What to do: Extract every line below that contains the word "Cache".

Dataset rows describing interfaces:

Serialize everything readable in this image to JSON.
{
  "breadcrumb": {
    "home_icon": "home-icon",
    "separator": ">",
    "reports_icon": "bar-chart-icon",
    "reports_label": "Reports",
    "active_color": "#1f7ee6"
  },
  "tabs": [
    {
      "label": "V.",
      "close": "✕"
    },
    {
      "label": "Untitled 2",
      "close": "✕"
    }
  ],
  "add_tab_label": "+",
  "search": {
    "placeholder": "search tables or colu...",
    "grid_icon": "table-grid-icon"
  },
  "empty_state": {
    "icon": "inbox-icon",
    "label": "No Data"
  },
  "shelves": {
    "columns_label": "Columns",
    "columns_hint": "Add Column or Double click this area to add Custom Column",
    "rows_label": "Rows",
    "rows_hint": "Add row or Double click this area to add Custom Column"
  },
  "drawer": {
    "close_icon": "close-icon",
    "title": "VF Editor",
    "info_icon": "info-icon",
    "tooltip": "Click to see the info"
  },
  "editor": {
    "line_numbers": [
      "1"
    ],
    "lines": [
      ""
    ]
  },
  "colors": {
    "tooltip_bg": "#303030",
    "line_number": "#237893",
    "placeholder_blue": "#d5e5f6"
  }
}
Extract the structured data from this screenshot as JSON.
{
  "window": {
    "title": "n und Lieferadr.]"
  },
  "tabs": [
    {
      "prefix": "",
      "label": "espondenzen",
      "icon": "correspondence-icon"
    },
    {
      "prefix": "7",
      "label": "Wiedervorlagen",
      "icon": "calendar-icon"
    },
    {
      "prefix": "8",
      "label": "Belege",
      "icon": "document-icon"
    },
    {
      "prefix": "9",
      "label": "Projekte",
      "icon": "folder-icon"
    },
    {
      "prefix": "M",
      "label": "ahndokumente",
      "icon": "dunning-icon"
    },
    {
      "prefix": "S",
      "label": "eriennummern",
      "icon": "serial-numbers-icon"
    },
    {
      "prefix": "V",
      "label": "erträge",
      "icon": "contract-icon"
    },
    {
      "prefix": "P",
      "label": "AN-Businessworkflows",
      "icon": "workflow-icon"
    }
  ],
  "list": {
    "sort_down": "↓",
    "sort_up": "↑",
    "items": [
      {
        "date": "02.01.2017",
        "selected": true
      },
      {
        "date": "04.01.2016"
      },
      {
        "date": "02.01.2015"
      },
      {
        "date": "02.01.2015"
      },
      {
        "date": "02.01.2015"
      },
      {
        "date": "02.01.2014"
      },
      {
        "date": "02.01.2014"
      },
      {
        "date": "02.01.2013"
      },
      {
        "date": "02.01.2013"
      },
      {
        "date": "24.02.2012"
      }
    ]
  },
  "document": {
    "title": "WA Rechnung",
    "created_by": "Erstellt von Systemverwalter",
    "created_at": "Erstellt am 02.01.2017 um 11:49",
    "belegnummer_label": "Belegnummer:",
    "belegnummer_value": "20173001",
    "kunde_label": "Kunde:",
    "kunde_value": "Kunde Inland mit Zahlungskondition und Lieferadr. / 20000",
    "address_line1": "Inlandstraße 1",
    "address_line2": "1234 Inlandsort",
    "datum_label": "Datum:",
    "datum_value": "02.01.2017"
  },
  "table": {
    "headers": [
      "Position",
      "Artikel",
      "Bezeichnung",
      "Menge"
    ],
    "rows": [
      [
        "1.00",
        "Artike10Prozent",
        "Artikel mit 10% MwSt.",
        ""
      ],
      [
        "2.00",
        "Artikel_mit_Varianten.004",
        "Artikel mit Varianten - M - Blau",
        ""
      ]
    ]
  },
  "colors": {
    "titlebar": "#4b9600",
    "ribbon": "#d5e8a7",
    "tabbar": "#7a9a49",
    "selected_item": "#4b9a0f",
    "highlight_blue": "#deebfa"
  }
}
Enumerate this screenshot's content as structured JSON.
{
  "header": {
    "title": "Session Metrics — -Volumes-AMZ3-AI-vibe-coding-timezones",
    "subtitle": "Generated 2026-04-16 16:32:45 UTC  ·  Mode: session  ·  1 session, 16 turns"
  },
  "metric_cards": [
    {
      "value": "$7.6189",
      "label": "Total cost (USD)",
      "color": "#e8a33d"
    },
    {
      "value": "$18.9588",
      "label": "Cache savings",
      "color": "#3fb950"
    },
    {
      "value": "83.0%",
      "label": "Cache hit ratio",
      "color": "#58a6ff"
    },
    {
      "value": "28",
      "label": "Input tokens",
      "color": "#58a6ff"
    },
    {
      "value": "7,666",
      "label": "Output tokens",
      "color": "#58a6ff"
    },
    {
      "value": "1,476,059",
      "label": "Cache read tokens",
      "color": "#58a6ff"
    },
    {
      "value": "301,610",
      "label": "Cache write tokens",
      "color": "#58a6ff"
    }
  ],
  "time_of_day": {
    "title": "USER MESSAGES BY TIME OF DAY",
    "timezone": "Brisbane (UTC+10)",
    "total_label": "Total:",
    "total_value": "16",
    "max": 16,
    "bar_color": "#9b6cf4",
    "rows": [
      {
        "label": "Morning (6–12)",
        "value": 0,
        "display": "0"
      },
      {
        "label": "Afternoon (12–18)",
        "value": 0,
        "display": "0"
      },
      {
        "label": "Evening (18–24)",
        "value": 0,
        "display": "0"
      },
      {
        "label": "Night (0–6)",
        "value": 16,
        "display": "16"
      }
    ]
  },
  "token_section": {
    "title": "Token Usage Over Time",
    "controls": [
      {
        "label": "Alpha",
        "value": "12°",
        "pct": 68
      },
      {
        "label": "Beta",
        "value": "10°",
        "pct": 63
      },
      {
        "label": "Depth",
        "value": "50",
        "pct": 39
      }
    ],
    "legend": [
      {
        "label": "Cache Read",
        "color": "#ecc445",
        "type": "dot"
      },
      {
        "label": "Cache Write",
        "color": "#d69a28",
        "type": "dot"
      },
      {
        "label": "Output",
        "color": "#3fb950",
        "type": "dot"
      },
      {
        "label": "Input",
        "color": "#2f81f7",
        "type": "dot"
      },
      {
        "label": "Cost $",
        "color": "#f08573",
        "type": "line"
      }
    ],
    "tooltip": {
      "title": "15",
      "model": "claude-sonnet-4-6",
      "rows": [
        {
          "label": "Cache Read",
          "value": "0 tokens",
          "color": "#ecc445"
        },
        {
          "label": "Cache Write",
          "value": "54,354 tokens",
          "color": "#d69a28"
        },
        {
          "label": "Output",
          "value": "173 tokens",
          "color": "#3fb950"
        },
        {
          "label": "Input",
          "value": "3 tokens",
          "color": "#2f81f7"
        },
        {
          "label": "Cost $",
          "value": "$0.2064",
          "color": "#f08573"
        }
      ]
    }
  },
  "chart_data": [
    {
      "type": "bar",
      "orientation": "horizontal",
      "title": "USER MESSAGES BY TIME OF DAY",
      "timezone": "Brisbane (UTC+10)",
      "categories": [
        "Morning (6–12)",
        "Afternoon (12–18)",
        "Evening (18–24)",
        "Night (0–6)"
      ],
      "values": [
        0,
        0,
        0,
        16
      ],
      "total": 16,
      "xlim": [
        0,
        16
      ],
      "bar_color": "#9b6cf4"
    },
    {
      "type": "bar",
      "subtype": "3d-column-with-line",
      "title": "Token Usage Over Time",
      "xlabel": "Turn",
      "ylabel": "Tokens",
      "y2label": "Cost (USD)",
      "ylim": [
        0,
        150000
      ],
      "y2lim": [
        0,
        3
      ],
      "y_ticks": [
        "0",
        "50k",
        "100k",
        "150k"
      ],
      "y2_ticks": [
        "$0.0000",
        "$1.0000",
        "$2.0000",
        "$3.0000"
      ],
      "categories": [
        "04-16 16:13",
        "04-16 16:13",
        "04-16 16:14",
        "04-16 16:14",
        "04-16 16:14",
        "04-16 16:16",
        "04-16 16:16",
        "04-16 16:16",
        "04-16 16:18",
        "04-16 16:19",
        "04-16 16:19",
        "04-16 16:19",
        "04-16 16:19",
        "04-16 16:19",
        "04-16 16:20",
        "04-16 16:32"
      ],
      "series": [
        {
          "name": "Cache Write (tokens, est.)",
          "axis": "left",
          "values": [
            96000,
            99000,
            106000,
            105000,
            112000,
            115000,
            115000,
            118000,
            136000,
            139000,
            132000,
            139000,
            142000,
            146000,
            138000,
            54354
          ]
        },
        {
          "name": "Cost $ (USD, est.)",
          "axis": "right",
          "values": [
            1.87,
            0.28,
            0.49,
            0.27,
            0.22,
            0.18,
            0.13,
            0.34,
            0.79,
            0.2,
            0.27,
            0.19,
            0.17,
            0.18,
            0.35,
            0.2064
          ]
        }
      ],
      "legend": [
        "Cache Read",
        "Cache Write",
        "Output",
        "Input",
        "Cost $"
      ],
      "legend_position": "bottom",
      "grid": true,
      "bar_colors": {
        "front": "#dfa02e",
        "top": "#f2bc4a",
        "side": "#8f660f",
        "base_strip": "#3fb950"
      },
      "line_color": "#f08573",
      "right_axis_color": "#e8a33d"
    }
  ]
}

Solution to the exercise:
      "label": "Cache savings",
      "label": "Cache hit ratio",
      "label": "Cache read tokens",
      "label": "Cache write tokens",
        "label": "Cache Read",
        "label": "Cache Write",
          "label": "Cache Read",
          "label": "Cache Write",
          "name": "Cache Write (tokens, est.)",
        "Cache Read",
        "Cache Write",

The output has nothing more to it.